While there may be some who aren’t sure what they want from a Main Street manager, others seem to know what they don’t want.
“The question is what can we do that we’re not doing already so that this becomes a more compelling position," said Matt Wojcik, the city's director of economic development.
He says he’s hoping Main Street’s new manager can nurture the growth of the area’s budding arts and entertainment district. The Main Street manager will only be a part-time position, budgeted for 20 hours a week, but even with those restrictions the right person could make a real difference in helping young artists perceive the city as “arts oriented, funky and cool,” says Wojcik.
“We don’t have to hit a home run,” he says. “All it takes is for a small community of artists to call Woonsocket home.”
Carrie Zaslow, project manager for LISC, said the idea for the job grew out of marketing studies the agency commissioned to gauge the strengths and weaknesses of the downtown’s commercial environment.
Zaslow said the studies identified some challenges facing Main Street, including a number of commercial vacancies and some structural blight.
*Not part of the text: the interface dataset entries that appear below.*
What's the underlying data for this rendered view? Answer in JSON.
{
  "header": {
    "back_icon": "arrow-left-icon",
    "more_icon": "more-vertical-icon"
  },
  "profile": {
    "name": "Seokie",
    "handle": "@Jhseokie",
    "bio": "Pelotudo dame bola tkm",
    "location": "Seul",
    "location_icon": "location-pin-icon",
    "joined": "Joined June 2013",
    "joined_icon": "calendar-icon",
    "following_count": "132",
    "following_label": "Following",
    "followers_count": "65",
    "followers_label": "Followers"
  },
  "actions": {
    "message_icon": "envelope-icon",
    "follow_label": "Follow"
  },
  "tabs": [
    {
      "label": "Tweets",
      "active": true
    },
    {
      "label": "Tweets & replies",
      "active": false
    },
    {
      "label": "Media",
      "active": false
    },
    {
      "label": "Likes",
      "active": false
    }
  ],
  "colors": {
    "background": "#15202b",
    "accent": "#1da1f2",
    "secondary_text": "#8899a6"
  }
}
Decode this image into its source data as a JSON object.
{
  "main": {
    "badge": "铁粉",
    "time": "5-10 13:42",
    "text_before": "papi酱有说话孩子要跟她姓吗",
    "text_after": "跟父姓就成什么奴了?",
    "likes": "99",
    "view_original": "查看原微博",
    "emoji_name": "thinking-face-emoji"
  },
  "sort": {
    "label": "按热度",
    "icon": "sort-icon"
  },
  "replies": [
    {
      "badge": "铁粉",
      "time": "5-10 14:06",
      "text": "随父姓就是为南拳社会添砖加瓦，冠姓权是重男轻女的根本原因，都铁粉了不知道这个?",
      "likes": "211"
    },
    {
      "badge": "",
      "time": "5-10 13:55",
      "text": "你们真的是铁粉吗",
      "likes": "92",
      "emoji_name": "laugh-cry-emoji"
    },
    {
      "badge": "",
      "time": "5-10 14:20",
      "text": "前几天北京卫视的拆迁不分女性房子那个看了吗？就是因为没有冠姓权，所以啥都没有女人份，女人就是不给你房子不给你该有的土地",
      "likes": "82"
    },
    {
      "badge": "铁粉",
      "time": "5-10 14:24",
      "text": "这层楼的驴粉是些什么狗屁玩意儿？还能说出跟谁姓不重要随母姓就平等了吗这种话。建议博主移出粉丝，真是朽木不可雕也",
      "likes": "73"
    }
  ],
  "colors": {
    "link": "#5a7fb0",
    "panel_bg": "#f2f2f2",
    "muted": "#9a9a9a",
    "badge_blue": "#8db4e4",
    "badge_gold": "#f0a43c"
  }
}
But there were also strong positives, among them the city’s restaurant and entertainment business. The surveys showed that healthy numbers of outsiders are coming into the city, often traveling quite a distance, to take in shows at the Stadium Theatre or food and live music at Chan’s, River Falls and other restaurants.
Zaslow said LISC invested a combined $100,000 for marketing surveys that also included a portion of Providence. Among other things, Zaslow said, the studies indicated there is still room for growth in Woonsocket’s restaurant business.
Echoing Morisseau, Zaslow says a Main Street manager could serve as a liaison between civic, municipal and private groups to make sure everyone is working toward common goals.
Zaslow said it’s not uncommon to find a position with similar duties in charge of business investment districts, or BIDS, to oversee various tasks necessary to bring such ventures to maturity.
“The concept is certainly not unique,” said Zaslow. “And it’s based on best practices in other areas.”
Zaslow said it’s likely the position will be filled sometime this summer. Though funding has been identified to retain the person for only a year, she said LISC’s intention is to find a way to keep the position filled until some other funding mechanism is in place, possibly a shared commitment from merchants and other stakeholders in Main Street’s future.
“We know that’s long term and we know it’s not going to happen next year,” she said.